One of the members of the union was Ada Geller, the first woman accountant in Eretz Israel. In 1926 the haredim, who preferred not to face the possibility of a plebiscite, left the yishuv’s Assembly of Representatives, and that year an official declaration was made confirming “equal rights to women in all aspects of life in the yishuv – civil, political, and economic.” Any advancements for women in Israel put forth by the new government will have little bearing on the daily lives of women in the Palestinian territories, as they are governed by the Palestinian Authority in the West Bank, and by the Islamist militant group Hamas in Gaza. Palestinian elections have not been held since 2006, and both Hamas and the Palestinian Authority restrict women’s rights. Abortion is illegal in the Palestinian Territories and women must have permission from a “guardian” to travel from the blockaded Gaza Strip, according to a Hamas-run court, as well as permission from Israel or Egypt, which control Gaza’s borders.

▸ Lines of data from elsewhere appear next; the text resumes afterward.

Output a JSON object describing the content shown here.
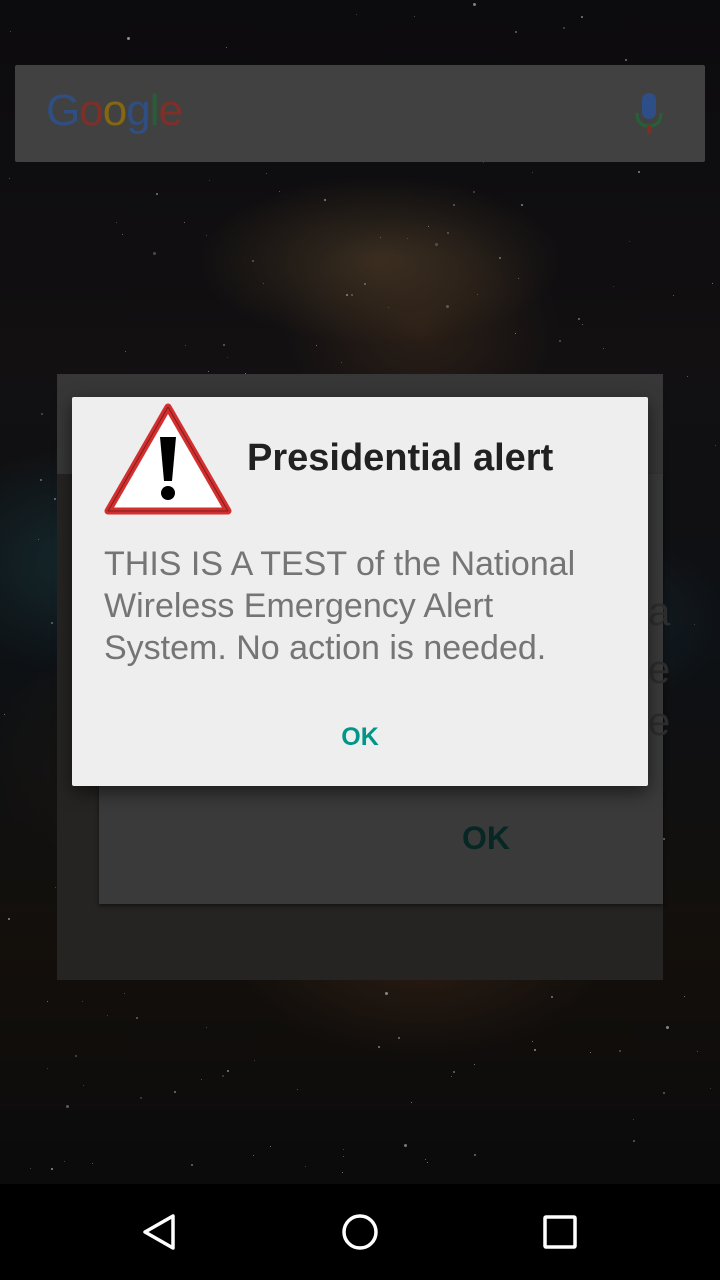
{
  "search": {
    "logo_letters": [
      {
        "char": "G",
        "color": "#4285F4"
      },
      {
        "char": "o",
        "color": "#EA4335"
      },
      {
        "char": "o",
        "color": "#FBBC05"
      },
      {
        "char": "g",
        "color": "#4285F4"
      },
      {
        "char": "l",
        "color": "#34A853"
      },
      {
        "char": "e",
        "color": "#EA4335"
      }
    ],
    "mic_icon": "microphone-icon"
  },
  "background_dialog": {
    "ok_label": "OK",
    "fragments": [
      "a",
      "a",
      "e",
      "e"
    ]
  },
  "alert": {
    "icon": "warning-triangle-icon",
    "title": "Presidential alert",
    "message": "THIS IS A TEST of the National Wireless Emergency Alert System. No action is needed.",
    "ok_label": "OK",
    "accent_color": "#009688"
  },
  "navbar": {
    "back_icon": "back-triangle-icon",
    "home_icon": "home-circle-icon",
    "recents_icon": "recents-square-icon"
  }
}
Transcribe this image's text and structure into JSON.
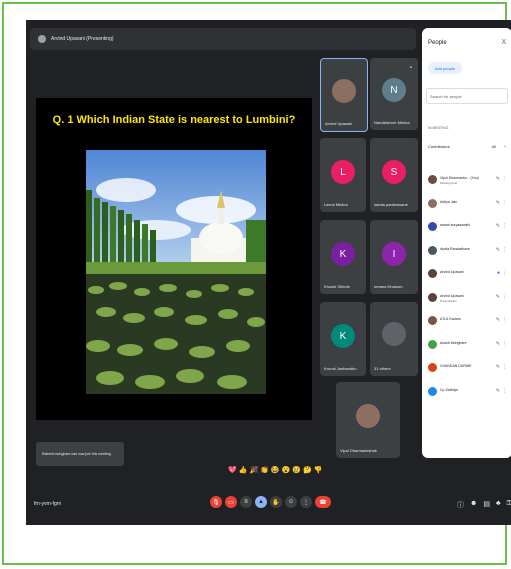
{
  "meeting": {
    "presenter_label": "Arvind Upasani (Presenting)",
    "meeting_code": "frn-yvrn-fgrn"
  },
  "slide": {
    "question": "Q. 1 Which Indian State is nearest to Lumbini?"
  },
  "tiles": [
    {
      "name": "Arvind Upasani",
      "initial": "",
      "color": "#8d6e63"
    },
    {
      "name": "Nandkishore Mishra",
      "initial": "N",
      "color": "#607d8b"
    },
    {
      "name": "Laxmi Mishra",
      "initial": "L",
      "color": "#e91e63"
    },
    {
      "name": "sarala pardeswane",
      "initial": "S",
      "color": "#e91e63"
    },
    {
      "name": "Khushi Shinde",
      "initial": "K",
      "color": "#7b1fa2"
    },
    {
      "name": "Imrana Khatoon",
      "initial": "I",
      "color": "#8e24aa"
    },
    {
      "name": "Krunal Janbandhu",
      "initial": "K",
      "color": "#00897b"
    },
    {
      "name": "31 others",
      "initial": "",
      "color": "#5f6368"
    },
    {
      "name": "Vipul Dharmankshak",
      "initial": "",
      "color": "#8d6e63"
    }
  ],
  "people_panel": {
    "title": "People",
    "close_icon": "X",
    "add_people": "Add people",
    "search_placeholder": "Search for people",
    "section_label": "IN MEETING",
    "contributors_label": "Contributors",
    "contributors_count": "40",
    "participants": [
      {
        "name": "Vipul Dharmanks... (You)",
        "sub": "Meeting host",
        "color": "#6d4c41"
      },
      {
        "name": "Aditya Jain",
        "sub": "",
        "color": "#8d6e63"
      },
      {
        "name": "anand suryawanshi",
        "sub": "",
        "color": "#3949ab"
      },
      {
        "name": "Arpita Randadhave",
        "sub": "",
        "color": "#455a64"
      },
      {
        "name": "Arvind Upasani",
        "sub": "",
        "color": "#5d4037"
      },
      {
        "name": "Arvind Upasani",
        "sub": "Presentation",
        "color": "#5d4037"
      },
      {
        "name": "ATUL Kadam",
        "sub": "",
        "color": "#795548"
      },
      {
        "name": "Avanti Mohghare",
        "sub": "",
        "color": "#43a047"
      },
      {
        "name": "CHANDAN DURWE",
        "sub": "",
        "color": "#d84315"
      },
      {
        "name": "Cp Sabhiye",
        "sub": "",
        "color": "#1e88e5"
      }
    ]
  },
  "toast": "Rakshit mohghare can now join this meeting",
  "reactions": [
    "💖",
    "👍",
    "🎉",
    "👏",
    "😂",
    "😮",
    "😢",
    "🤔",
    "👎"
  ]
}
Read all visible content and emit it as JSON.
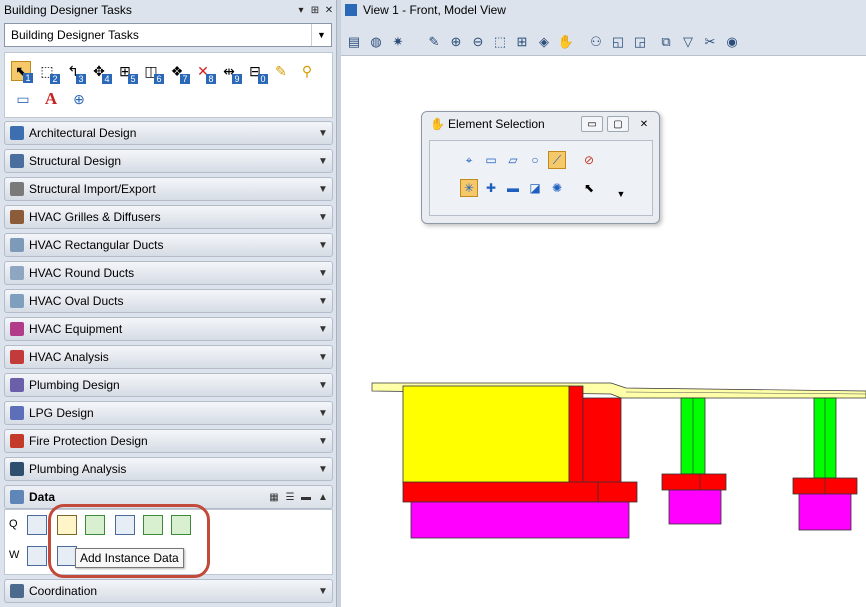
{
  "left_panel": {
    "title": "Building Designer Tasks",
    "task_dropdown": "Building Designer Tasks",
    "pin_glyph": "▾",
    "dock_glyph": "⊞",
    "close_glyph": "✕",
    "toolbox_numbers": [
      "1",
      "2",
      "3",
      "4",
      "5",
      "6",
      "7",
      "8",
      "9",
      "0"
    ],
    "categories": [
      {
        "label": "Architectural Design",
        "color": "#3d6fb0"
      },
      {
        "label": "Structural Design",
        "color": "#4a6f9e"
      },
      {
        "label": "Structural Import/Export",
        "color": "#7a7a7a"
      },
      {
        "label": "HVAC Grilles & Diffusers",
        "color": "#8c5b3a"
      },
      {
        "label": "HVAC Rectangular Ducts",
        "color": "#7d9ab8"
      },
      {
        "label": "HVAC Round Ducts",
        "color": "#8ea6c2"
      },
      {
        "label": "HVAC Oval Ducts",
        "color": "#7f9fbf"
      },
      {
        "label": "HVAC Equipment",
        "color": "#b03c8a"
      },
      {
        "label": "HVAC Analysis",
        "color": "#c23a3a"
      },
      {
        "label": "Plumbing Design",
        "color": "#6a5fa8"
      },
      {
        "label": "LPG Design",
        "color": "#5c6fb8"
      },
      {
        "label": "Fire Protection Design",
        "color": "#c43a2a"
      },
      {
        "label": "Plumbing Analysis",
        "color": "#2f4f6f"
      }
    ],
    "data_section": {
      "label": "Data",
      "row_q": "Q",
      "row_w": "W",
      "tooltip": "Add Instance Data"
    },
    "coordination": "Coordination"
  },
  "view": {
    "title": "View 1 - Front, Model View"
  },
  "element_selection": {
    "title": "Element Selection"
  },
  "colors": {
    "slab": "#ffff00",
    "red": "#ff0000",
    "green": "#00ff00",
    "magenta": "#ff00ff",
    "accent": "#c24a3a"
  }
}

For many years, women’s seats on Knesset committees followed a predictable pattern. Until 1984, no women had served on either the Foreign Affairs and Defense Committee or the Finance Committee, the two most powerful Knesset committees. Women Knesset members instead tended to be assigned to the more domestic or sociallyoriented committees. The public campaign was broad in its scope and vehement in its criticism of the IDF. These observant male soldiers often refuse to serve side by side with women on religious grounds.